Note: There will be a few blog posts on Pariah and Black women’s directors over the next few weeks as I move like a squirrel with a flashlight trying to finish this paper. I cannot have boss bear calling me trifling.
The trouble with being erased for so long is that you come to think of your erasure as being natural. ~ Lorraine O’Grady in “The Cave, Lorraine O’Grady on Black Women Film Directors“
Last week my homie James asked me why it was significant that Cooper and Rees fundraised to make Pariah when Black filmmakers were doing that waaay back in ’91.
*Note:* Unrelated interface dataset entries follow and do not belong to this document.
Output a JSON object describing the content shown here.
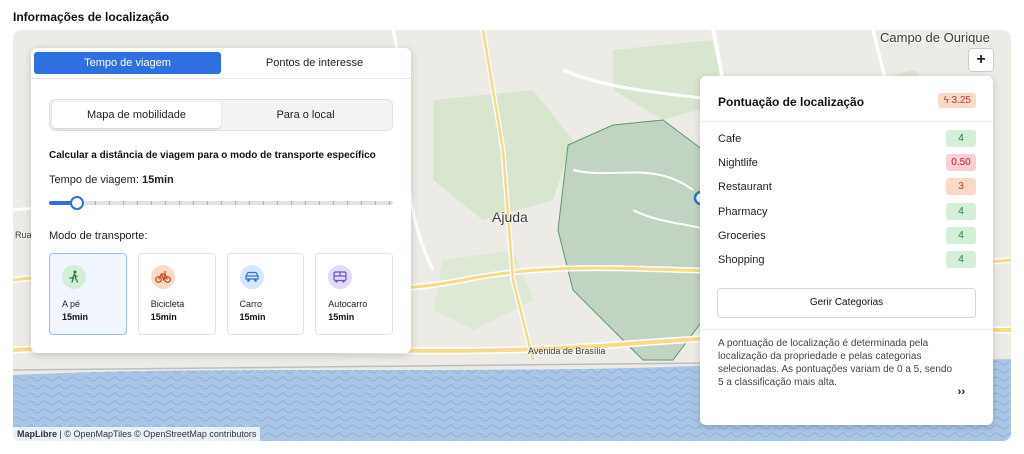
{
  "section_title": "Informações de localização",
  "map": {
    "labels": {
      "campo_de_ourique": "Campo de Ourique",
      "ajuda": "Ajuda",
      "avenida": "Avenida de Brasília",
      "rua": "Rua"
    },
    "zoom_in": "+",
    "attribution_brand": "MapLibre",
    "attribution_rest": " | © OpenMapTiles © OpenStreetMap contributors"
  },
  "left_panel": {
    "tabs": [
      "Tempo de viagem",
      "Pontos de interesse"
    ],
    "segments": [
      "Mapa de mobilidade",
      "Para o local"
    ],
    "calc_title": "Calcular a distância de viagem para o modo de transporte específico",
    "travel_time_label": "Tempo de viagem:",
    "travel_time_value": "15min",
    "slider_fraction": 0.08,
    "mode_label": "Modo de transporte:",
    "modes": [
      {
        "name": "A pé",
        "time": "15min",
        "icon": "walk-icon",
        "color": "#d3efd8",
        "fg": "#2a7a3c"
      },
      {
        "name": "Bicicleta",
        "time": "15min",
        "icon": "bike-icon",
        "color": "#fbd9c7",
        "fg": "#c0451b"
      },
      {
        "name": "Carro",
        "time": "15min",
        "icon": "car-icon",
        "color": "#d6e6fb",
        "fg": "#2f6fdf"
      },
      {
        "name": "Autocarro",
        "time": "15min",
        "icon": "bus-icon",
        "color": "#e2dbf7",
        "fg": "#6a4fc7"
      }
    ]
  },
  "right_panel": {
    "title": "Pontuação de localização",
    "score": "3.25",
    "categories": [
      {
        "name": "Cafe",
        "value": "4",
        "tone": "green"
      },
      {
        "name": "Nightlife",
        "value": "0.50",
        "tone": "red"
      },
      {
        "name": "Restaurant",
        "value": "3",
        "tone": "orange"
      },
      {
        "name": "Pharmacy",
        "value": "4",
        "tone": "green"
      },
      {
        "name": "Groceries",
        "value": "4",
        "tone": "green"
      },
      {
        "name": "Shopping",
        "value": "4",
        "tone": "green"
      }
    ],
    "manage_label": "Gerir Categorias",
    "description": "A pontuação de localização é determinada pela localização da propriedade e pelas categorias selecionadas. As pontuações variam de 0 a 5, sendo 5 a classificação mais alta.",
    "expand_label": "››"
  },
  "colors": {
    "accent": "#2f6fdf",
    "water": "#aac6e6",
    "park": "#cfe3c6",
    "isochrone": "#5c9a6e"
  }
}
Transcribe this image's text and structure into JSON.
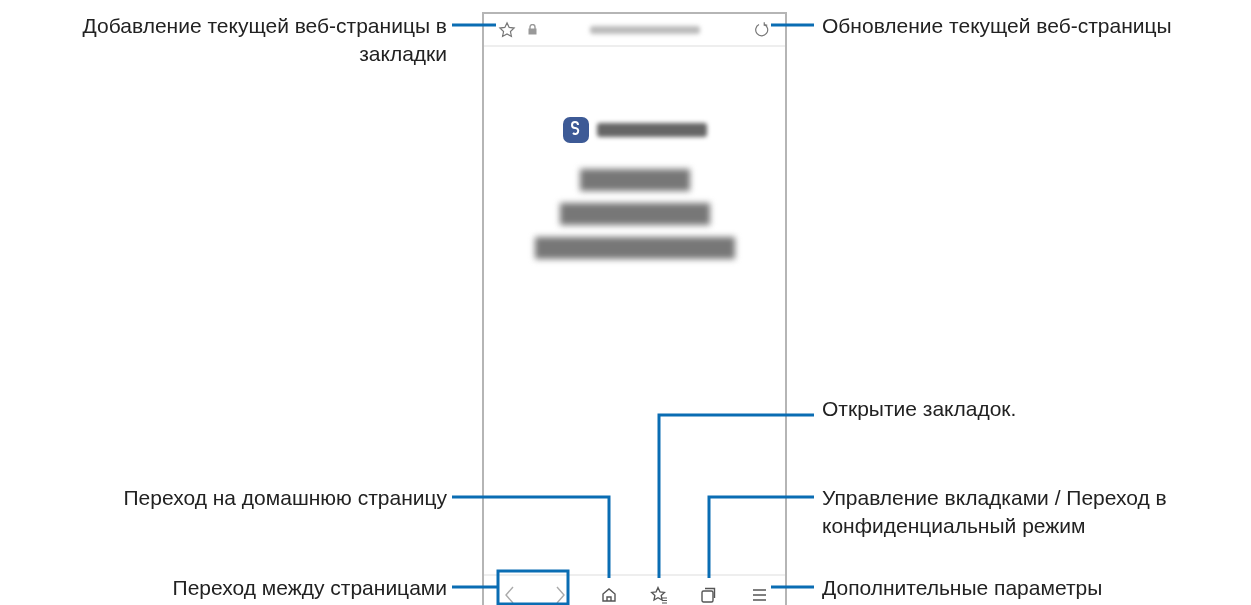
{
  "callouts": [
    {
      "text": "Добавление текущей веб-страницы в закладки",
      "kind": "left"
    },
    {
      "text": "Обновление текущей веб-страницы",
      "kind": "right"
    },
    {
      "text": "Открытие закладок.",
      "kind": "right"
    },
    {
      "text": "Переход на домашнюю страницу",
      "kind": "left"
    },
    {
      "text": "Управление вкладками / Переход в конфиденциальный режим",
      "kind": "right"
    },
    {
      "text": "Переход между страницами",
      "kind": "left"
    },
    {
      "text": "Дополнительные параметры",
      "kind": "right"
    }
  ]
}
The early 90’s were interesting years for Black films, but these films were primarily by black men directors featuring the narratives by and large of Black men and boys. To my knowledge and correct me if I am wrong the only films that had major theatrical distribution that was directed by a Black woman were Leslie Harris’s Just Another Girl on the IRT and Julie Dash’s Daughters of the Dust.
The fact that Harris and Dash are the only Black woman from that era that directed a feature length film with major distribution must be noted. Furthermore, the other side of the Harris- Dash coin is the quasi over-representation of Black women’s stories in the recent economic market place.
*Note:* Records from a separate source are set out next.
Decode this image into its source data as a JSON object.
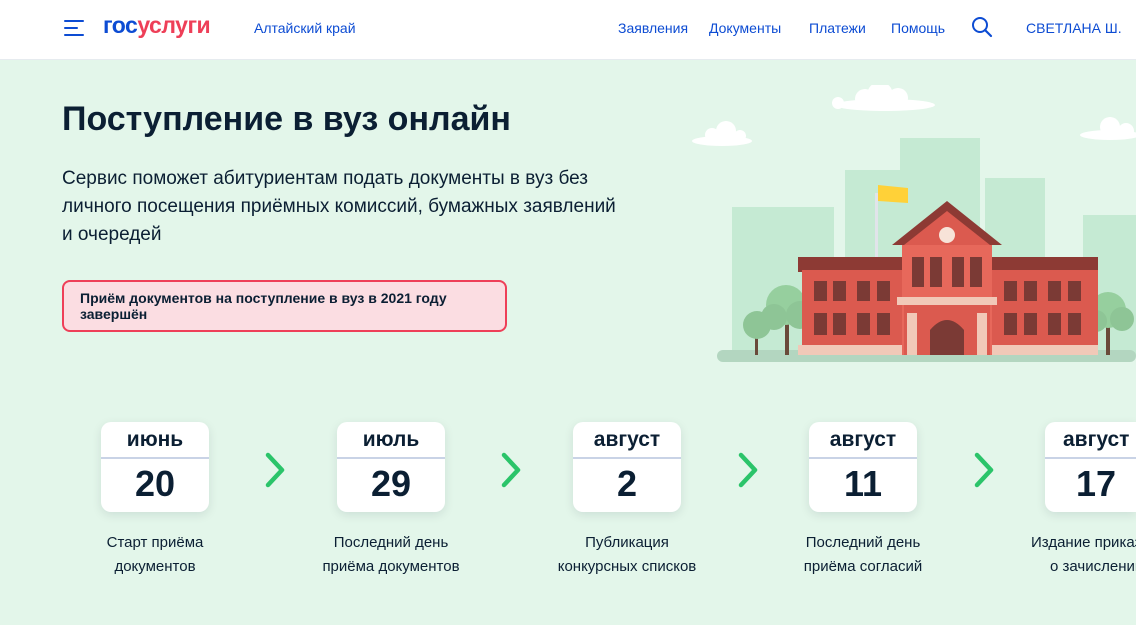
{
  "header": {
    "logo_part1": "гос",
    "logo_part2": "услуги",
    "region": "Алтайский край",
    "nav": [
      "Заявления",
      "Документы",
      "Платежи",
      "Помощь"
    ],
    "search_icon": "search-icon",
    "user_name": "СВЕТЛАНА Ш."
  },
  "hero": {
    "title": "Поступление в вуз онлайн",
    "description": "Сервис поможет абитуриентам подать документы в вуз без личного посещения приёмных комиссий, бумажных заявлений и очередей",
    "alert": "Приём документов на поступление в вуз в 2021 году завершён"
  },
  "timeline": [
    {
      "month": "июнь",
      "day": "20",
      "caption_line1": "Старт приёма",
      "caption_line2": "документов"
    },
    {
      "month": "июль",
      "day": "29",
      "caption_line1": "Последний день",
      "caption_line2": "приёма документов"
    },
    {
      "month": "август",
      "day": "2",
      "caption_line1": "Публикация",
      "caption_line2": "конкурсных списков"
    },
    {
      "month": "август",
      "day": "11",
      "caption_line1": "Последний день",
      "caption_line2": "приёма согласий"
    },
    {
      "month": "август",
      "day": "17",
      "caption_line1": "Издание приказа",
      "caption_line2": "о зачислении"
    }
  ],
  "colors": {
    "brand_blue": "#0d4cd3",
    "brand_red": "#ee3f58",
    "background_green": "#e3f6ea",
    "chevron_green": "#2bc46a"
  }
}
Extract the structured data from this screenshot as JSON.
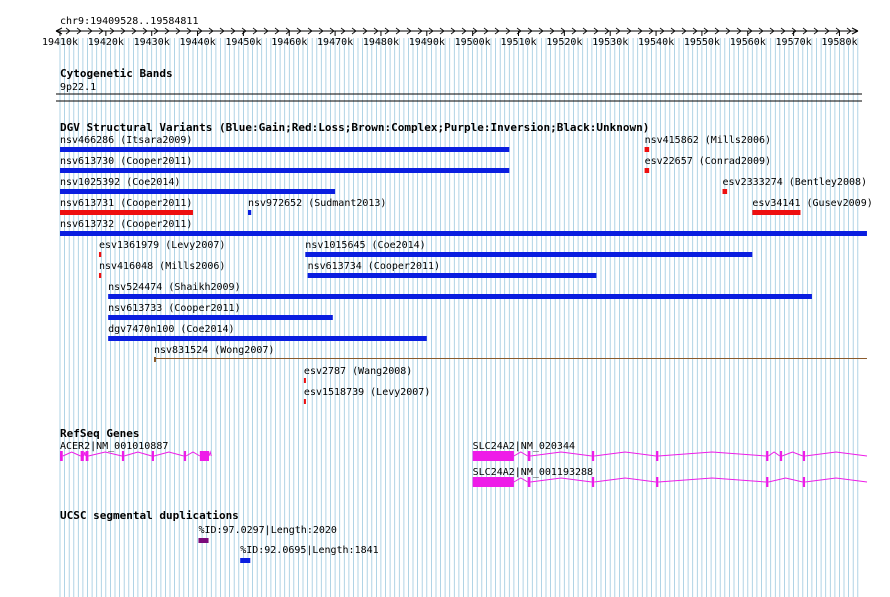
{
  "colors": {
    "gain": "#0a1ee0",
    "loss": "#ee0f0f",
    "complex": "#8a5a2b",
    "gene": "#ee1ce8",
    "segdup_high": "#7a0a7a",
    "segdup_low": "#0a1ee0",
    "grid": "#9cc9df"
  },
  "ruler": {
    "location": "chr9:19409528..19584811",
    "ticks": [
      "19410k",
      "19420k",
      "19430k",
      "19440k",
      "19450k",
      "19460k",
      "19470k",
      "19480k",
      "19490k",
      "19500k",
      "19510k",
      "19520k",
      "19530k",
      "19540k",
      "19550k",
      "19560k",
      "19570k",
      "19580k"
    ]
  },
  "tracks": {
    "cytobands": {
      "title": "Cytogenetic Bands",
      "band": "9p22.1"
    },
    "dgv": {
      "title": "DGV Structural Variants (Blue:Gain;Red:Loss;Brown:Complex;Purple:Inversion;Black:Unknown)",
      "features": [
        {
          "label": "nsv466286 (Itsara2009)",
          "type": "gain",
          "start": 19410,
          "end": 19508
        },
        {
          "label": "nsv415862 (Mills2006)",
          "type": "loss",
          "start": 19537.5,
          "end": 19538.5
        },
        {
          "label": "nsv613730 (Cooper2011)",
          "type": "gain",
          "start": 19410,
          "end": 19508
        },
        {
          "label": "esv22657 (Conrad2009)",
          "type": "loss",
          "start": 19537.5,
          "end": 19538.5
        },
        {
          "label": "nsv1025392 (Coe2014)",
          "type": "gain",
          "start": 19410,
          "end": 19470
        },
        {
          "label": "esv2333274 (Bentley2008)",
          "type": "loss",
          "start": 19554.5,
          "end": 19555.5
        },
        {
          "label": "nsv613731 (Cooper2011)",
          "type": "loss",
          "start": 19410,
          "end": 19439
        },
        {
          "label": "nsv972652 (Sudmant2013)",
          "type": "gain",
          "start": 19451,
          "end": 19451.7
        },
        {
          "label": "esv34141 (Gusev2009)",
          "type": "loss",
          "start": 19561,
          "end": 19571.5
        },
        {
          "label": "nsv613732 (Cooper2011)",
          "type": "gain",
          "start": 19410,
          "end": 19586
        },
        {
          "label": "esv1361979 (Levy2007)",
          "type": "loss",
          "start": 19418.5,
          "end": 19419
        },
        {
          "label": "nsv1015645 (Coe2014)",
          "type": "gain",
          "start": 19463.5,
          "end": 19561
        },
        {
          "label": "nsv416048 (Mills2006)",
          "type": "loss",
          "start": 19418.5,
          "end": 19419
        },
        {
          "label": "nsv613734 (Cooper2011)",
          "type": "gain",
          "start": 19464,
          "end": 19527
        },
        {
          "label": "nsv524474 (Shaikh2009)",
          "type": "gain",
          "start": 19420.5,
          "end": 19574
        },
        {
          "label": "nsv613733 (Cooper2011)",
          "type": "gain",
          "start": 19420.5,
          "end": 19469.5
        },
        {
          "label": "dgv7470n100 (Coe2014)",
          "type": "gain",
          "start": 19420.5,
          "end": 19490
        },
        {
          "label": "nsv831524 (Wong2007)",
          "type": "complex",
          "start": 19430.5,
          "end": 19586
        },
        {
          "label": "esv2787 (Wang2008)",
          "type": "loss",
          "start": 19463.2,
          "end": 19463.6
        },
        {
          "label": "esv1518739 (Levy2007)",
          "type": "loss",
          "start": 19463.2,
          "end": 19463.6
        }
      ]
    },
    "refseq": {
      "title": "RefSeq Genes",
      "genes": [
        {
          "label": "ACER2|NM_001010887",
          "start": 19410,
          "end": 19443,
          "thick_start": 19440.5,
          "thick_end": 19442.5,
          "exons": [
            [
              19410,
              19410.6
            ],
            [
              19414.5,
              19415.2
            ],
            [
              19415.6,
              19416.2
            ],
            [
              19423.5,
              19424
            ],
            [
              19430,
              19430.5
            ],
            [
              19437,
              19437.5
            ],
            [
              19440.5,
              19442.5
            ]
          ]
        },
        {
          "label": "SLC24A2|NM_020344",
          "start": 19500,
          "end": 19586,
          "thick_start": 19500,
          "thick_end": 19509,
          "exons": [
            [
              19500,
              19509
            ],
            [
              19512,
              19512.6
            ],
            [
              19526,
              19526.5
            ],
            [
              19540,
              19540.5
            ],
            [
              19564,
              19564.5
            ],
            [
              19567,
              19567.5
            ],
            [
              19572,
              19572.5
            ]
          ]
        },
        {
          "label": "SLC24A2|NM_001193288",
          "start": 19500,
          "end": 19586,
          "thick_start": 19500,
          "thick_end": 19509,
          "exons": [
            [
              19500,
              19509
            ],
            [
              19512,
              19512.6
            ],
            [
              19526,
              19526.5
            ],
            [
              19540,
              19540.5
            ],
            [
              19564,
              19564.5
            ],
            [
              19572,
              19572.5
            ]
          ]
        }
      ]
    },
    "segdups": {
      "title": "UCSC segmental duplications",
      "features": [
        {
          "label": "%ID:97.0297|Length:2020",
          "type": "segdup_high",
          "start": 19440.2,
          "end": 19442.4
        },
        {
          "label": "%ID:92.0695|Length:1841",
          "type": "segdup_low",
          "start": 19449.3,
          "end": 19451.5
        }
      ]
    }
  }
}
I say quasi over-representation because we see stories being produce that feature Black women’s bodies but they are not the directors.
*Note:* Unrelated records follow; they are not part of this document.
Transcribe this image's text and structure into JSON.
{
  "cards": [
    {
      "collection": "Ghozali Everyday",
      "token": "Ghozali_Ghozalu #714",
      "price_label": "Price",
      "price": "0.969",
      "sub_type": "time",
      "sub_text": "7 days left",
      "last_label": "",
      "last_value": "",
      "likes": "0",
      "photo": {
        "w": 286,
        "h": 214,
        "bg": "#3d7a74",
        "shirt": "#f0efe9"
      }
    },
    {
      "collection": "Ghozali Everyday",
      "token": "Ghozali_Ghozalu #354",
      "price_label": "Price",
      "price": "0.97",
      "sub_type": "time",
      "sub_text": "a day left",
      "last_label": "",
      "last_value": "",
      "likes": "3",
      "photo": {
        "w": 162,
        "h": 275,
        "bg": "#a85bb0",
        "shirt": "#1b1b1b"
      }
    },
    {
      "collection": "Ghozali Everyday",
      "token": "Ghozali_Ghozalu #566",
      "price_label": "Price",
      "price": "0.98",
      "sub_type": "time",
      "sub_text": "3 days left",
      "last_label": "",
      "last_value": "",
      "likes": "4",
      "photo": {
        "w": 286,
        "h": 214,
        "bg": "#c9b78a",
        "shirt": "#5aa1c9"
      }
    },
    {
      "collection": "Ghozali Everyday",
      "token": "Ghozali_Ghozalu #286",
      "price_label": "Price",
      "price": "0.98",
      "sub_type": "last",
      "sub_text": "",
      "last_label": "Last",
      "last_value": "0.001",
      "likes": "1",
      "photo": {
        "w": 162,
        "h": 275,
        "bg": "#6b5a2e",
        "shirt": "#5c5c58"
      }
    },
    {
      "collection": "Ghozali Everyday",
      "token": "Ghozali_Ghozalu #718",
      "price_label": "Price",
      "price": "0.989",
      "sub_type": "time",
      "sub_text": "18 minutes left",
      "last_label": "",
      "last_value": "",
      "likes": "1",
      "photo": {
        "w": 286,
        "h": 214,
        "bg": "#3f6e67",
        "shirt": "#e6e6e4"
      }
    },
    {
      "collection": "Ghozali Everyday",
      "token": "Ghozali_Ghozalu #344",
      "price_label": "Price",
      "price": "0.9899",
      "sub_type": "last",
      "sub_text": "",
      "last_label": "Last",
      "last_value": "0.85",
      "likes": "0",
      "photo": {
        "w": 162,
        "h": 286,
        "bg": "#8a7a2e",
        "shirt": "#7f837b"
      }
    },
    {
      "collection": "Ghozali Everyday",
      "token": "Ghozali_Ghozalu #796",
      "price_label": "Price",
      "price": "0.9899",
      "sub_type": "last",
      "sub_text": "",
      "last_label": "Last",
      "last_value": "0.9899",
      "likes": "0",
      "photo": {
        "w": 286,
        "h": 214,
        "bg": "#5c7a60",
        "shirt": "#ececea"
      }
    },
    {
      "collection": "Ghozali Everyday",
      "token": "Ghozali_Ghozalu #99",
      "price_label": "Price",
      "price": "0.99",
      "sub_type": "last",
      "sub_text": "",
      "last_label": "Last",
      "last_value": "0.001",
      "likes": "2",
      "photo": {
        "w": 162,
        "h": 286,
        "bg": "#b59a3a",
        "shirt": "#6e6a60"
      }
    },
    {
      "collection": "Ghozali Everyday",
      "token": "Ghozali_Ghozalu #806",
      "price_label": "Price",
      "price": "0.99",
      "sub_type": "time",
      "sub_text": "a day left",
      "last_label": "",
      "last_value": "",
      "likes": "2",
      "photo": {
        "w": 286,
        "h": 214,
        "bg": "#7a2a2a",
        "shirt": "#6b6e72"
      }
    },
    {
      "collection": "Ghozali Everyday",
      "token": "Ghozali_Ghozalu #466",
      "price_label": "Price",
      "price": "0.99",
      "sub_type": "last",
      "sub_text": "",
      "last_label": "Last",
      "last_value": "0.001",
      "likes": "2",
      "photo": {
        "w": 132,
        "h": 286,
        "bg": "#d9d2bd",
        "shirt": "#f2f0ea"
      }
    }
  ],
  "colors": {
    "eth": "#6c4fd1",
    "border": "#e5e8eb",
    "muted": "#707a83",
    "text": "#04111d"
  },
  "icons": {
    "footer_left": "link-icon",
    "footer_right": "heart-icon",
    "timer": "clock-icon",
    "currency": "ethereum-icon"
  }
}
Chris Rock, Tyler Perry, Lee Daniels, Bill Duke and Tim Story are 5 black men who have released films in the last 3 years that feature stories about Black women. Which begs the question, where are the Black women directors, directing features with major distribution?
Then there is the Black Woman Can’t Get a Man industrial complex where “The Washington Post”, “CNN”, “MSNBC”, The Economist, scholars (Ralph Banks) and various other magazines explore possible reasons for the “low” marital rates for US heterosexual Black women. #jesusbeaFence. Every time I look up somebody has some something to say about the Who, Where, When, How and Why about Black women’s dating lives. I personally think that the these stories function as a way to make us seem deviant in this current historical moment.
Have Black women directors of feature films been erased for so long that we consider their erasure natural?
Hortense Spillers says that Black women are the beached whale of the sexual universe and that we are awaiting our verb.
Honestly, when I think about the politics of listening to Black women’s stories I am reminded of a scene in Ava Duvernay’s documentary “My Mic Sounds Nice” on women in rap music. In this documentary there is a moment where Stephen Hill states that in some ways the reason why there are very few Black women emcees rapping is because rap music is a male dominated genre where many of the stories are talking about women, so in other words, why would rap audience members want to hear these women speak back?
#Peace to Kasi Lemmons.